The world of the rich collapsed with the arrival of the Bolshevik revolution, and shortly thereafter, Azerbaijan disappeared from the map. In 1991, after 71 years of compulsory “membership” in the USSR, as Daniel Yergin, winner of the Pulitzer Prize, described it, Baku became the center of “the largest bid in the history of the world,” where all the tycoons fought for the contract of the century. As a consequence, the “gate of the Orient” only a quarter of a century earlier was simply the capital of the peripheral republic of the Soviet Union. Thanks to petrodollars, it has become one of the most dynamically developing metropolises, boldly competing with cities in Western Europe.
Baku has undergone a profound transformation, and even though it looks into the future, it has not uprooted its deep tradition. “Although our country is old, it does not age,” jokes Ali, a taxi driver. Indeed, due to its strategic location, the country boasts of an ancient bloodline. Azerbaijan’s 2,000 year history has not spared it from hardships. It was a place where empires struggled to control the passage between the Black and Caspian seas, then ravaged by the invasions of Greeks, Romans, Arabs, Mongols and more recently Russians, Turks and Persians. These dominators, in addition to causing deep wounds, left a heritage with an extraordinary social consciousness, conducive to the integration of different nationalities and religions.
Today, the capital is experiencing its second boom, creating ambitious works that beautify the urban panorama. Designed by the world’s best-known architectural masters, they emphasize its past, present and, above all, future. The minarets of a nearby mosque are reflected in the glass of a skyscraper’s futuristic design. Here, the Orient combines with modernity, and tradition with innovation, pushing their communist heritage further back, including the ugly blocks of flats which can be found in Kiev or Moscow.

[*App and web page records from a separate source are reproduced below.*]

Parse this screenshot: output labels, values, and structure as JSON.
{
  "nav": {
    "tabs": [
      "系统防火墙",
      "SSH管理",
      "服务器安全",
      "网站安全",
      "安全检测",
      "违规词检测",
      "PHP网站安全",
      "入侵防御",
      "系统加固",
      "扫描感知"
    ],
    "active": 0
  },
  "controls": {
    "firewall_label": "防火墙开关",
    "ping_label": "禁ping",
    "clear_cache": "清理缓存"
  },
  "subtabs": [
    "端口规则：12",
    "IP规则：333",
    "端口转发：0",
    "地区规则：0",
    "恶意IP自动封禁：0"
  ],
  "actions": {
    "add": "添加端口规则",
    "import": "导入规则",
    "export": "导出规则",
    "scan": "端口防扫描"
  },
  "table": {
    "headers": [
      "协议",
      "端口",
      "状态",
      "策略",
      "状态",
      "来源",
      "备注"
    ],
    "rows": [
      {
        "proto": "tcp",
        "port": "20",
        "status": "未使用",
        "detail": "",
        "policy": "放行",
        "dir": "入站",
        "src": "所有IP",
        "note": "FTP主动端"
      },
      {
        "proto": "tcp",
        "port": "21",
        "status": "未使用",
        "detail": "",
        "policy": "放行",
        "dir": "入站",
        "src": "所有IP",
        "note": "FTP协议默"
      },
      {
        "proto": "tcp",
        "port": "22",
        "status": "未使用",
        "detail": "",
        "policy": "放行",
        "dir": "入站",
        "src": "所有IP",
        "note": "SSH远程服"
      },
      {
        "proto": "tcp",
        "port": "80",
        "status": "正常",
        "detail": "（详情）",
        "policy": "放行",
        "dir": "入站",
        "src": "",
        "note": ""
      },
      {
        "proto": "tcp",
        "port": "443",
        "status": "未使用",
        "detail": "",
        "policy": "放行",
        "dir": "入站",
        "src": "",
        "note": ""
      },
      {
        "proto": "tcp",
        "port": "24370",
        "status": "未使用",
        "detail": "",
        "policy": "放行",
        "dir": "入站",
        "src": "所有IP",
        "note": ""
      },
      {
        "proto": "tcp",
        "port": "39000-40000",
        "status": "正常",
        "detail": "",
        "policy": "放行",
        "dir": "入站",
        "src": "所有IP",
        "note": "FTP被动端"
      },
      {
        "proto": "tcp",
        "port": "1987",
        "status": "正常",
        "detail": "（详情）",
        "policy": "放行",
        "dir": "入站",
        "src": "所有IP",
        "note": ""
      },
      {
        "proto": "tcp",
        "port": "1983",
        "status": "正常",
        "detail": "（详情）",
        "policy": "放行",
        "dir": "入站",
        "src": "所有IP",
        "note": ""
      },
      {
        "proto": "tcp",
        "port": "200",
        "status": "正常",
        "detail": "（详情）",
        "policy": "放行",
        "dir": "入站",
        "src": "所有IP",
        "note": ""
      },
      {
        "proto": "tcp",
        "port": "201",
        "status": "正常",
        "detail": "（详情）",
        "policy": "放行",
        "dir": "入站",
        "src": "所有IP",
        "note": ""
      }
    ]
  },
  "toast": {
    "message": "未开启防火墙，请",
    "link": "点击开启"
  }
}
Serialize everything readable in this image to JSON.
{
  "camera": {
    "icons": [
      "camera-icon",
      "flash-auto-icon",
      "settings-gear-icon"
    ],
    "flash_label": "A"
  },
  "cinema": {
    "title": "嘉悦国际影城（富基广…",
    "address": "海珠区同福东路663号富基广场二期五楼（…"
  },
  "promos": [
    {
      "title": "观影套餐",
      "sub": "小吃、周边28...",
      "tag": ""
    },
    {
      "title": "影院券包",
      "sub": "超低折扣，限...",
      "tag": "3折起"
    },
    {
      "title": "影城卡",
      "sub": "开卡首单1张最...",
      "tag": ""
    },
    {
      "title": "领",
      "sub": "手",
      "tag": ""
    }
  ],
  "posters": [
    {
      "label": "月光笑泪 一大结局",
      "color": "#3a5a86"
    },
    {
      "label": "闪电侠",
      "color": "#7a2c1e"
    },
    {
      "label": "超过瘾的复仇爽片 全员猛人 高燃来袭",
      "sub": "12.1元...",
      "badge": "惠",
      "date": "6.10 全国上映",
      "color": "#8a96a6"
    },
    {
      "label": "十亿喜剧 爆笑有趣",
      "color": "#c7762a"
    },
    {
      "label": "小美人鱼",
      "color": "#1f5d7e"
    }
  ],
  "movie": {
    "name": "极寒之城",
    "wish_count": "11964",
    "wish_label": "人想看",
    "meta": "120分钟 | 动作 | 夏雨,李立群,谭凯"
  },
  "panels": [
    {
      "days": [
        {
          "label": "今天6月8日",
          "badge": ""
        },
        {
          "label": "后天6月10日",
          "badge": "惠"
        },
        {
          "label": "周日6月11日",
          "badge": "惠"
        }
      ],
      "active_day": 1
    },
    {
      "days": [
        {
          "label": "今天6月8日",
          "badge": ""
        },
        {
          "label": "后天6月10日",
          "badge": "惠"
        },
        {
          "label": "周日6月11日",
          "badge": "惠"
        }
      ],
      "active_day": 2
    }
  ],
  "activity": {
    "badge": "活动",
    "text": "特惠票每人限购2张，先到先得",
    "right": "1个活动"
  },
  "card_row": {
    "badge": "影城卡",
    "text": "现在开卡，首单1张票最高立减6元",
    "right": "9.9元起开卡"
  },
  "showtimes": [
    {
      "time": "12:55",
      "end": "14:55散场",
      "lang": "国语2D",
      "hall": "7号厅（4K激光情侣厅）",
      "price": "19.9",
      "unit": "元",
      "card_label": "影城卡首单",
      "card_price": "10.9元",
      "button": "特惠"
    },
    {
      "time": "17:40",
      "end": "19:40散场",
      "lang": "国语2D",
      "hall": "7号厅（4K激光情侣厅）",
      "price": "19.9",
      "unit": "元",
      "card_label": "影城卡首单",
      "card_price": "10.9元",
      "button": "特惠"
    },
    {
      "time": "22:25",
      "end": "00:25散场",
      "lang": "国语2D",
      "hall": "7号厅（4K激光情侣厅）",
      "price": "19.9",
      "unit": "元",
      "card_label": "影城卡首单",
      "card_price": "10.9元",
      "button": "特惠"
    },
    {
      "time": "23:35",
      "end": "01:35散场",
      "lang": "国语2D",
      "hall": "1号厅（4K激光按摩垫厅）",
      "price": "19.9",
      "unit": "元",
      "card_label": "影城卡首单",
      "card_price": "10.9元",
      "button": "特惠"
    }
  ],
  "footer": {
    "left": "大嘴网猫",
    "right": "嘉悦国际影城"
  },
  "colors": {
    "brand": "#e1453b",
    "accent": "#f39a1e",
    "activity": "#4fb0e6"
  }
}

From time to time, I hear a muezzin calling for prayer, and although in Azerbaijan more than 90 percent of the 10 million population declares themselves to be Muslim, I have seen fewer veils than in the streets of Paris, London or Berlin. While the Old Continent is struggling with religion today, and politicians increasingly declare the defeat of tolerance and political correctness, Azerbaijan can become an example worth imitating.